Failing to find their titles in the Amazon Kindle Store, or elsewhere, I emailed them about it, but received no response. (I know, I'm an awful geek). Anyway, the other day I searched for them again, because I felt an urgent need to read a Frank O'Hara anthology I already own in print, but couldn't wait to get home. It wasn't there, but this little selection was.
It looks as though they've opted to convert a few of their 'greatest hits', rather than making new releases available as ebooks, which is a little disappointing, but still a good reason to investigate the poets whose books have been converted. I started with 'The Sleepwalker at Sea' by Kelly Grovier, on the advice of the lovely Angel.
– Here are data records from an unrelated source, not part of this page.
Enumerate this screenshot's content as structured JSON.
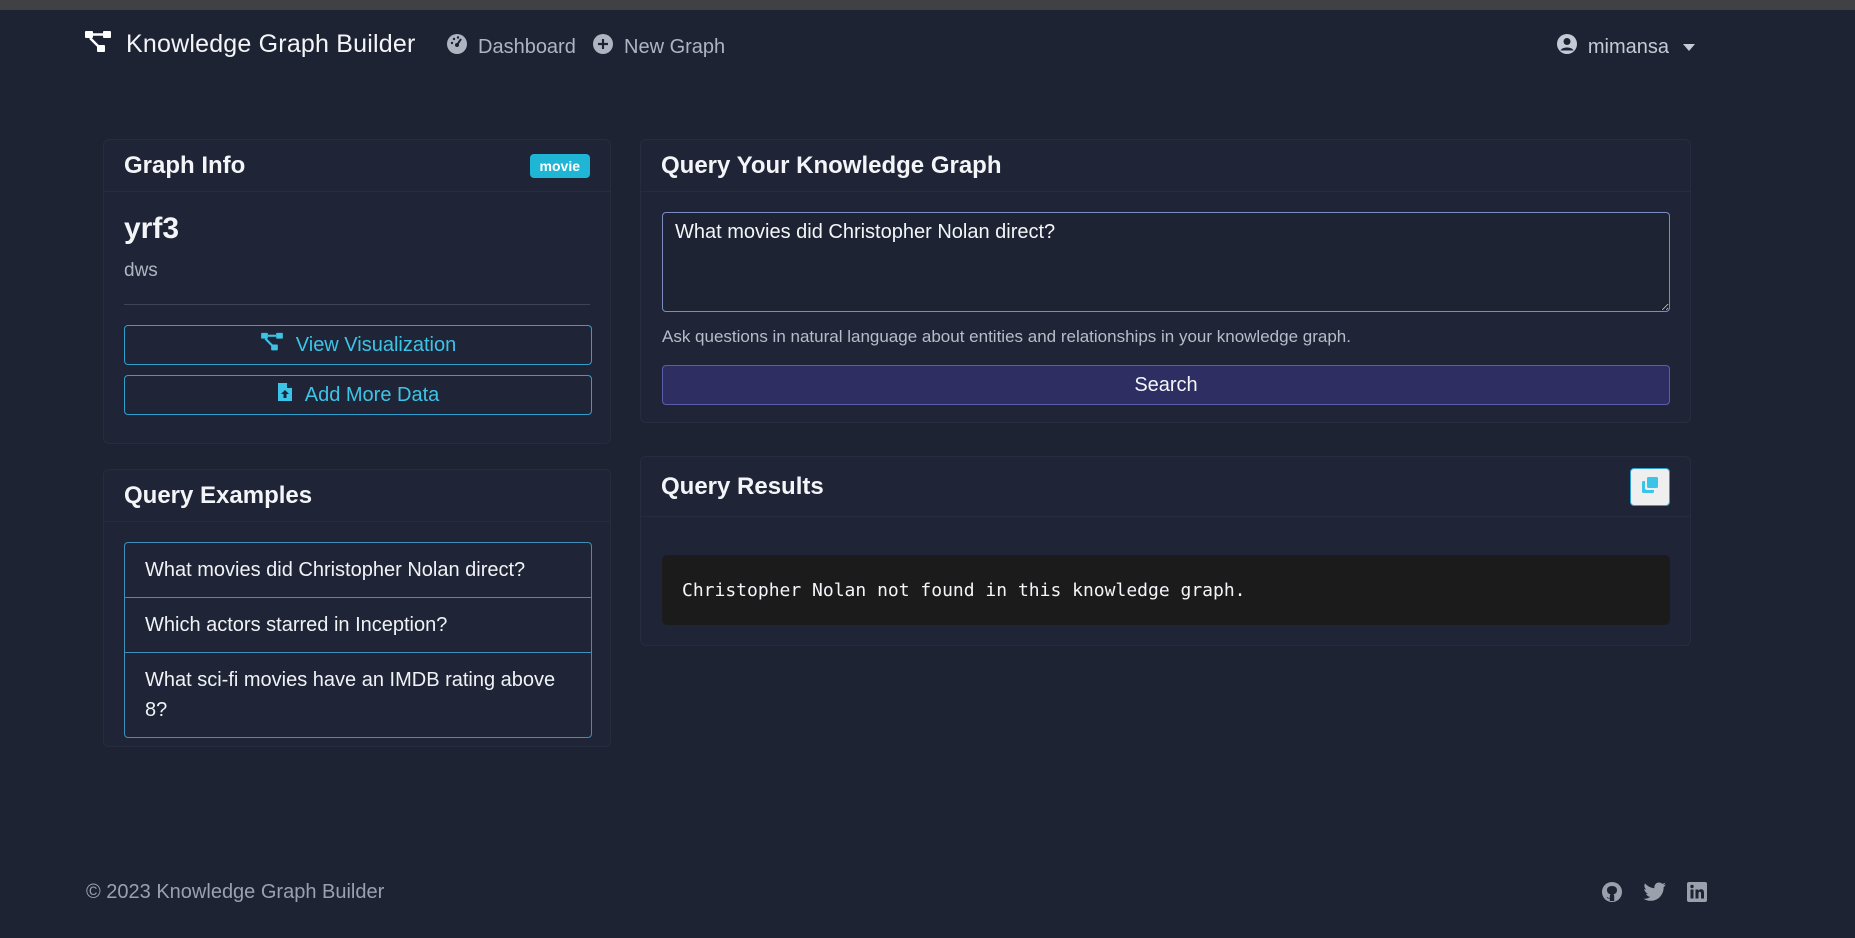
{
  "navbar": {
    "brand": "Knowledge Graph Builder",
    "links": [
      {
        "label": "Dashboard",
        "icon": "dashboard-icon"
      },
      {
        "label": "New Graph",
        "icon": "plus-circle-icon"
      }
    ],
    "user": "mimansa"
  },
  "graph_info": {
    "title": "Graph Info",
    "badge": "movie",
    "name": "yrf3",
    "description": "dws",
    "view_button": "View Visualization",
    "add_button": "Add More Data"
  },
  "examples": {
    "title": "Query Examples",
    "items": [
      "What movies did Christopher Nolan direct?",
      "Which actors starred in Inception?",
      "What sci-fi movies have an IMDB rating above 8?"
    ]
  },
  "query": {
    "title": "Query Your Knowledge Graph",
    "value": "What movies did Christopher Nolan direct?",
    "hint": "Ask questions in natural language about entities and relationships in your knowledge graph.",
    "button": "Search"
  },
  "results": {
    "title": "Query Results",
    "text": "Christopher Nolan not found in this knowledge graph."
  },
  "footer": {
    "copyright": "© 2023 Knowledge Graph Builder",
    "icons": [
      "github-icon",
      "twitter-icon",
      "linkedin-icon"
    ]
  },
  "colors": {
    "background": "#1d2333",
    "accent": "#3cc4e8",
    "badge": "#1fb6d6",
    "search_button": "#2e2e62"
  }
}
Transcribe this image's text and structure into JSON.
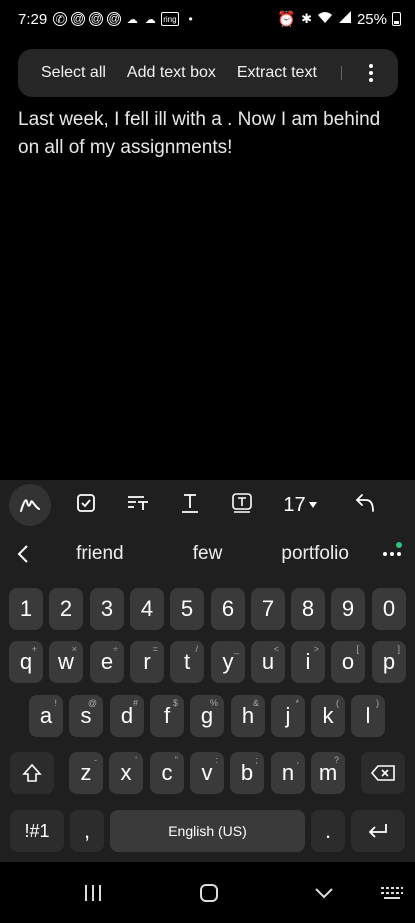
{
  "status_bar": {
    "time": "7:29",
    "left_icons": [
      "whatsapp-icon",
      "at-icon",
      "at-icon",
      "at-icon",
      "cloud-icon",
      "cloud-icon",
      "ring-icon"
    ],
    "ring_label": "ring",
    "dot": "•",
    "battery": "25%"
  },
  "context_menu": {
    "select_all": "Select all",
    "add_text_box": "Add text box",
    "extract_text": "Extract text"
  },
  "note": {
    "text": "Last week, I fell ill with a . Now I am behind on all of my assignments!"
  },
  "toolbar": {
    "font_size": "17"
  },
  "suggestions": [
    "friend",
    "few",
    "portfolio"
  ],
  "keyboard": {
    "numbers": [
      "1",
      "2",
      "3",
      "4",
      "5",
      "6",
      "7",
      "8",
      "9",
      "0"
    ],
    "row1": [
      {
        "k": "q",
        "s": "+"
      },
      {
        "k": "w",
        "s": "×"
      },
      {
        "k": "e",
        "s": "÷"
      },
      {
        "k": "r",
        "s": "="
      },
      {
        "k": "t",
        "s": "/"
      },
      {
        "k": "y",
        "s": "_"
      },
      {
        "k": "u",
        "s": "<"
      },
      {
        "k": "i",
        "s": ">"
      },
      {
        "k": "o",
        "s": "["
      },
      {
        "k": "p",
        "s": "]"
      }
    ],
    "row2": [
      {
        "k": "a",
        "s": "!"
      },
      {
        "k": "s",
        "s": "@"
      },
      {
        "k": "d",
        "s": "#"
      },
      {
        "k": "f",
        "s": "$"
      },
      {
        "k": "g",
        "s": "%"
      },
      {
        "k": "h",
        "s": "&"
      },
      {
        "k": "j",
        "s": "*"
      },
      {
        "k": "k",
        "s": "("
      },
      {
        "k": "l",
        "s": ")"
      }
    ],
    "row3": [
      {
        "k": "z",
        "s": "-"
      },
      {
        "k": "x",
        "s": "'"
      },
      {
        "k": "c",
        "s": "\""
      },
      {
        "k": "v",
        "s": ":"
      },
      {
        "k": "b",
        "s": ";"
      },
      {
        "k": "n",
        "s": ","
      },
      {
        "k": "m",
        "s": "?"
      }
    ],
    "symbols_label": "!#1",
    "comma": ",",
    "space_label": "English (US)",
    "period": "."
  },
  "nav": {
    "recents": "recents-icon",
    "home": "home-icon",
    "back": "back-icon",
    "keyboard": "keyboard-icon"
  }
}
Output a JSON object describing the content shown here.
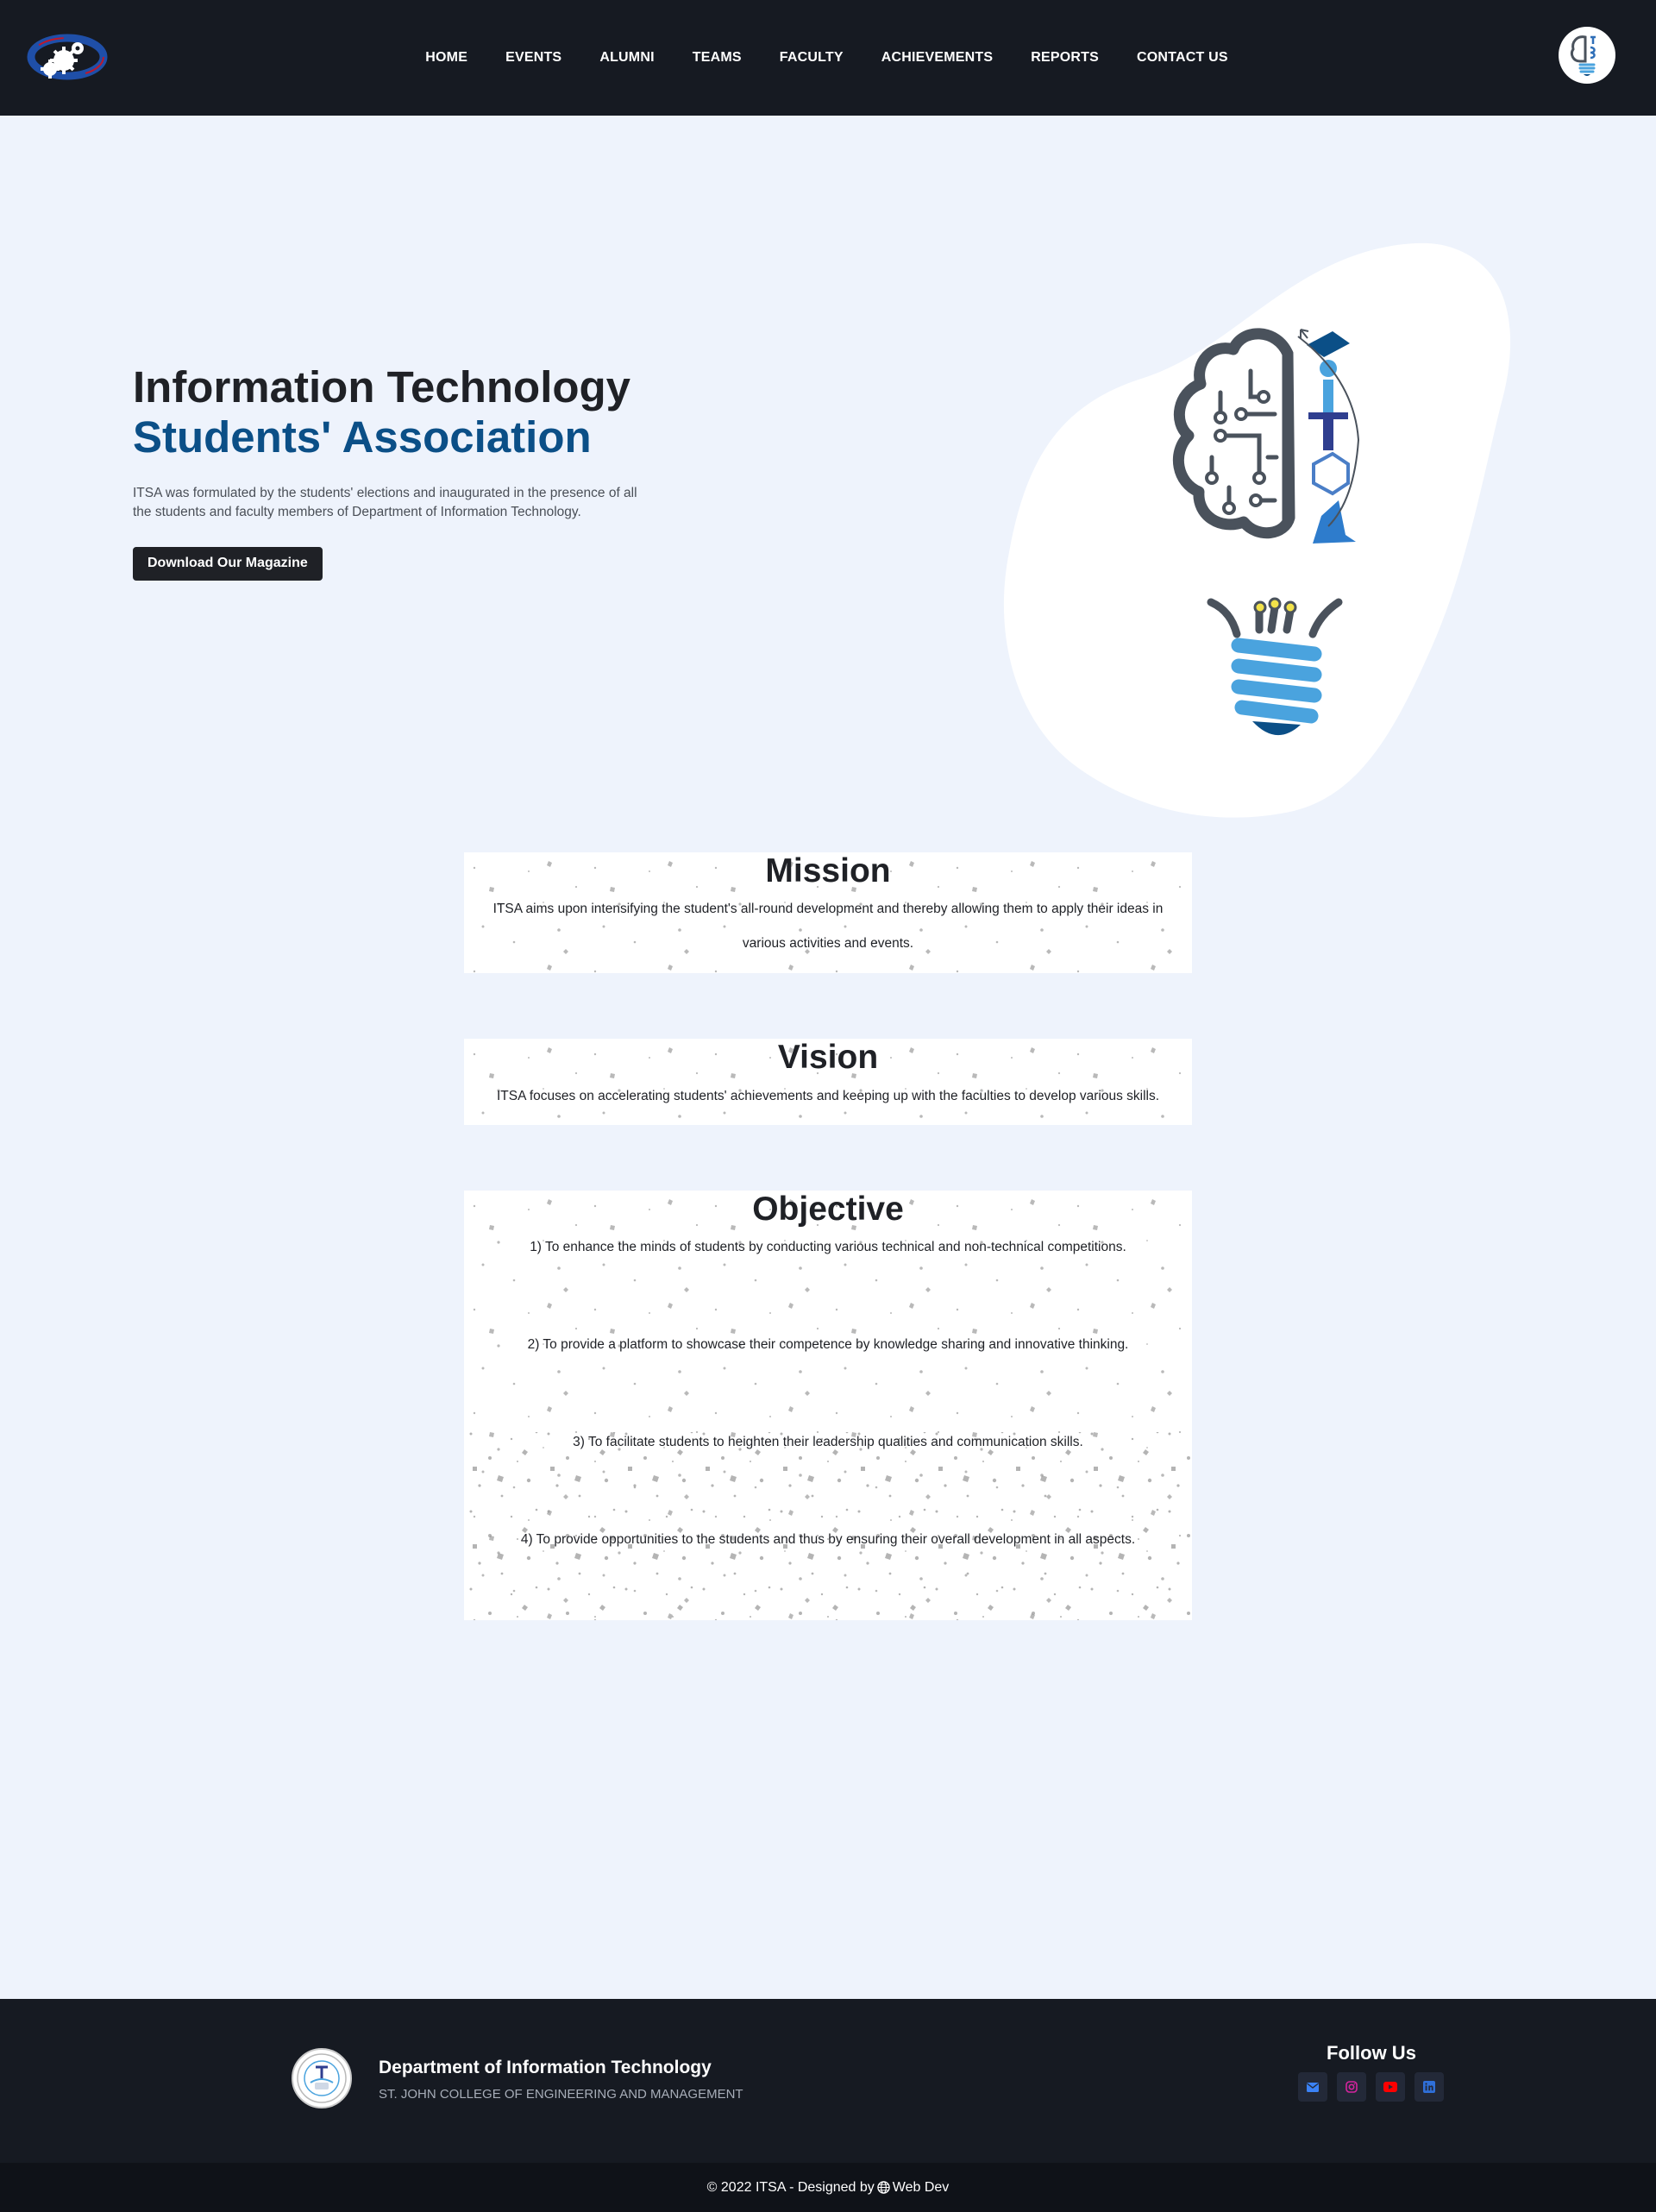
{
  "nav": {
    "logo_alt": "ITSA department logo",
    "items": [
      {
        "label": "HOME"
      },
      {
        "label": "EVENTS"
      },
      {
        "label": "ALUMNI"
      },
      {
        "label": "TEAMS"
      },
      {
        "label": "FACULTY"
      },
      {
        "label": "ACHIEVEMENTS"
      },
      {
        "label": "REPORTS"
      },
      {
        "label": "CONTACT US"
      }
    ]
  },
  "hero": {
    "title_line1": "Information Technology",
    "title_line2": "Students' Association",
    "description": "ITSA was formulated by the students' elections and inaugurated in the presence of all the students and faculty members of Department of Information Technology.",
    "button_label": "Download Our Magazine"
  },
  "mission": {
    "heading": "Mission",
    "text": "ITSA aims upon intensifying the student's all-round development and thereby allowing them to apply their ideas in various activities and events."
  },
  "vision": {
    "heading": "Vision",
    "text": "ITSA focuses on accelerating students' achievements and keeping up with the faculties to develop various skills."
  },
  "objective": {
    "heading": "Objective",
    "items": [
      "1) To enhance the minds of students by conducting various technical and non-technical competitions.",
      "2) To provide a platform to showcase their competence by knowledge sharing and innovative thinking.",
      "3) To facilitate students to heighten their leadership qualities and communication skills.",
      "4) To provide opportunities to the students and thus by ensuring their overall development in all aspects."
    ]
  },
  "footer": {
    "department": "Department of Information Technology",
    "college": "ST. JOHN COLLEGE OF ENGINEERING AND MANAGEMENT",
    "follow_label": "Follow Us",
    "socials": [
      {
        "icon": "envelope-icon",
        "color": "#3b82f6"
      },
      {
        "icon": "instagram-icon",
        "color": "#d6249f"
      },
      {
        "icon": "youtube-icon",
        "color": "#ff0000"
      },
      {
        "icon": "linkedin-icon",
        "color": "#2f6fd8"
      }
    ],
    "copyright_prefix": "© 2022 ITSA - Designed by",
    "copyright_suffix": "Web Dev"
  },
  "colors": {
    "navbar_bg": "#161a22",
    "page_bg": "#eef3fc",
    "accent_blue": "#0b4f87",
    "bulb_blue": "#4aa3de",
    "brain_gray": "#4a525c"
  }
}
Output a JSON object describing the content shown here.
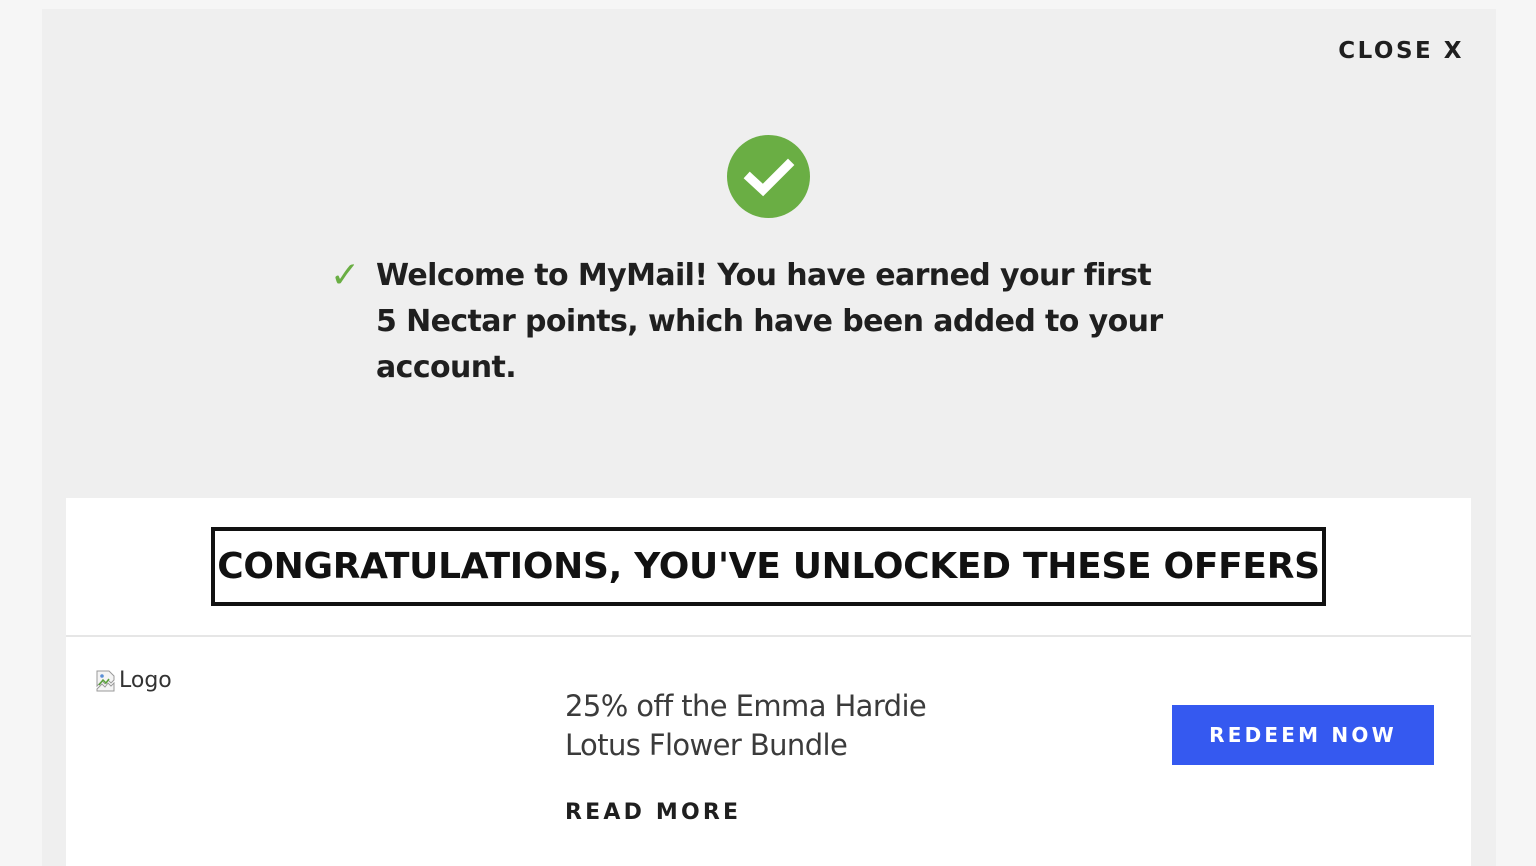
{
  "modal": {
    "close_label": "CLOSE X",
    "status_icon": "checkmark-circle-icon",
    "success_color": "#6aae44",
    "welcome_tick": "✓",
    "welcome_message": "Welcome to MyMail! You have earned your first 5 Nectar points, which have been added to your account."
  },
  "offers": {
    "heading": "CONGRATULATIONS, YOU'VE UNLOCKED THESE OFFERS",
    "items": [
      {
        "logo_alt": "Logo",
        "title": "25% off the Emma Hardie Lotus Flower Bundle",
        "read_more_label": "READ MORE",
        "redeem_label": "REDEEM NOW",
        "redeem_color": "#3559f0"
      }
    ]
  }
}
Sadly, I'm not sure it's a book I can unreservedly recommend. I'm still keen on the concept; poems that slip between the historical and the modern, the tangible and the fantastical. On a first reading, I passively enjoyed the gradual slippage of 'Face Blindness'; 'Morning sat with us/ all afternoon, then wandered off/ muttering to itself.', nature gently brushing against history in 'Butterfly in the British Museum', and decay bringing about unexpected images in 'Ruined Statue of a Saint'; 'the neck has ribbed itself a gill,/ the elbow's wrought a fin'.
It was only on a second, more aggressive reading, that I became resentful of certain aspects of Grovier's style. Upon unpicking 'Buried Candles', the image of the stolen candles wrapped, 'like fish in newsprint' carried exactly the right echoes of childhood and religion. But the highly abstract language that closed the poem; 'an anatomy of fire -/ brutal whisper with the invisible/ congregations of the soul', sounded weightier than it's flimsy meaning, and didn't belong to the young, impulsive protagonist. I also had an irrational fit of anger over Grovier's use of the made up word 'unbreathing' in 'Mississippi'. Of course poets are free to make up words, but shouldn't we be trying to find more accurate ways to describe life, rather than woolly euphemisms to gloss over it? It's a single word, I know. I also felt the tone was misjudged in the direction of childish whimsy in some poems.
I still admire Grovier's ability to reach beyond the tangible; these poems show a wonderful sense of imagination, and make a break from the mundane. If you'd like to gauge how much you're likely to enjoy this book, there are a few poems of his available on PN Review which are quite similar.
I've also added Watering Can by Caroline Bird to my wishlist. She's made five poems available on her website as a sampler, of which I most enjoyed Flat Mate. In this poem, she imagines her shadow peeling apart from her like an errant teen. The details are perfect, 'She ducked back through the cat-flap for dinner,/ chewing on black wine-gums and her meek leer.'
Carcanet have promised on their Twitter to release more ebooks soon. I really hope they continue down this path, as the measly poetry selection in the Kindle store would be vastly enhanced by their catalogue.